Let’s ventilate at 2 cfm per pig in the hypothetical scenario where the barn is impacted by the total infiltration rates found in our study. Assuming a minimum inlet opening of 0.25 inches (probably not possible), the resulting static pressure would be <0.01-inch water column, and only 6% of fresh air goes through the planned ceiling inlets. Air not entering a room from the planned inlets is potentially causing cold drafts affecting animal comfort and performance, in addition to ineffectively removing “dirty” air. In addition, this results in a velocity of 200 fpm at the inlet. This will surely result in a cold air jet drop and poor mixing. So, if we are able to seal and reduce the fans/pump-outs and curtain infiltration, and the barn operates at the other infiltration rates found in this study, the resulting static pressure would be <0.03-inch water column, and only 24% of fresh air goes through the inlets (assumes the same 0.25-inch opening). In addition, this results in a velocity of 550 feet per minute at the inlet. Better, but still not great.
Let’s now use a 6 cfm per pig ventilation rate and analyze the same scenario. At the total infiltration rate, a minimum desired static pressure of 0.05-inch water column is achieved with a 0.38-inch inlet opening with only 14% of fresh air going through the planned ceiling inlets at an exit velocity of 700 fpm at the inlet. Again, assuming we can mitigation fan/pump-out and curtain infiltration and reduce total to the other infiltration, and allow a maximum of 0.08-inch water column to develop, the inlet opening required is 1.13 inches and 50% of the fresh air comes from the planned ceiling inlets at a velocity of 890 fpm.
We could also reduce static pressure to increase the amount of fresh air that goes through the planned ceiling inlets. In our 6 cfm per pig case, we’ll limit the static pressure to be 0.05-inch water column, and at this operating static pressure requires an inlet opening of 1.8 inches resulting in 65% of the fresh air originating through planned inlets. Given our current systems, at 2 cfm per pig, it’s not quite practical to achieve 0.05-inch water column. The inlet opening would need to be less than 0.01 inches So, closing one side of the bi-flow inlets is an option, sacrificing proper fresh-air mixing further. Reducing infiltration is key. A summary of this interaction is found in Table 1.
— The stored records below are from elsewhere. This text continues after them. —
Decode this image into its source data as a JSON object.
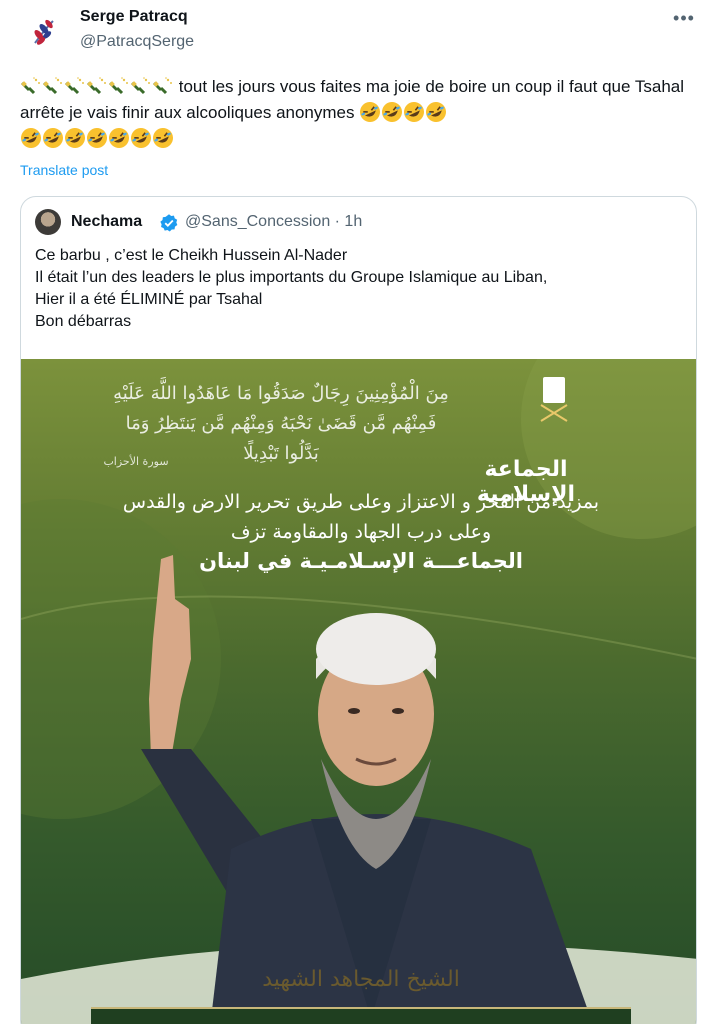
{
  "author": {
    "name": "Serge Patracq",
    "handle": "@PatracqSerge",
    "avatar_icon": "olive-branch-icon"
  },
  "menu": {
    "more_label": "•••"
  },
  "post": {
    "bottle_emoji_count": 7,
    "text": "tout les jours vous faites ma joie de boire un coup il faut que Tsahal arrête je vais finir aux alcooliques anonymes",
    "rofl_emoji_count_line": 4,
    "rofl_emoji_count_after": 7,
    "translate_label": "Translate post"
  },
  "quote": {
    "name": "Nechama",
    "handle_time": "@Sans_Concession · 1h",
    "text_lines": [
      "Ce barbu , c’est le Cheikh Hussein Al-Nader",
      "Il était l’un des leaders le plus importants du Groupe Islamique au Liban,",
      "Hier il a été ÉLIMINÉ par Tsahal",
      "Bon débarras"
    ],
    "media": {
      "quran_verse": "مِنَ الْمُؤْمِنِينَ رِجَالٌ صَدَقُوا مَا عَاهَدُوا اللَّهَ عَلَيْهِ فَمِنْهُم مَّن قَضَىٰ نَحْبَهُ وَمِنْهُم مَّن يَنتَظِرُ وَمَا بَدَّلُوا تَبْدِيلًا",
      "sura": "سورة الأحزاب",
      "group_name": "الجماعة الإسلامية",
      "line1": "بمزيد من الفخر و الاعتزاز وعلى طريق تحرير الارض والقدس",
      "line2": "وعلى درب الجهاد والمقاومة تزف",
      "line3": "الجماعـــة الإسـلامـيـة في لبنان",
      "title": "الشيخ المجاهد الشهيد"
    }
  },
  "colors": {
    "link": "#1d9bf0",
    "verified": "#1d9bf0",
    "secondary_text": "#536471",
    "border": "#cfd9de"
  }
}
Current infiltration rates are at a level that is substantially affecting our ability to provide optimal ventilation system performance and fresh-air distribution during cold-weather conditions. The vast majority of fresh air during lower ventilation rates is originating from unplanned locations and not the planned inlet system itself. General rule of thumb: as ventilation rate increases, infiltration rate increases, and the percent of fresh air going through the ceiling inlets also increases (i.e.: percent of fresh air entering through leaks decreases), but for a constant ventilation rate at a lower operating static pressure, percentage through the ceiling inlets increases.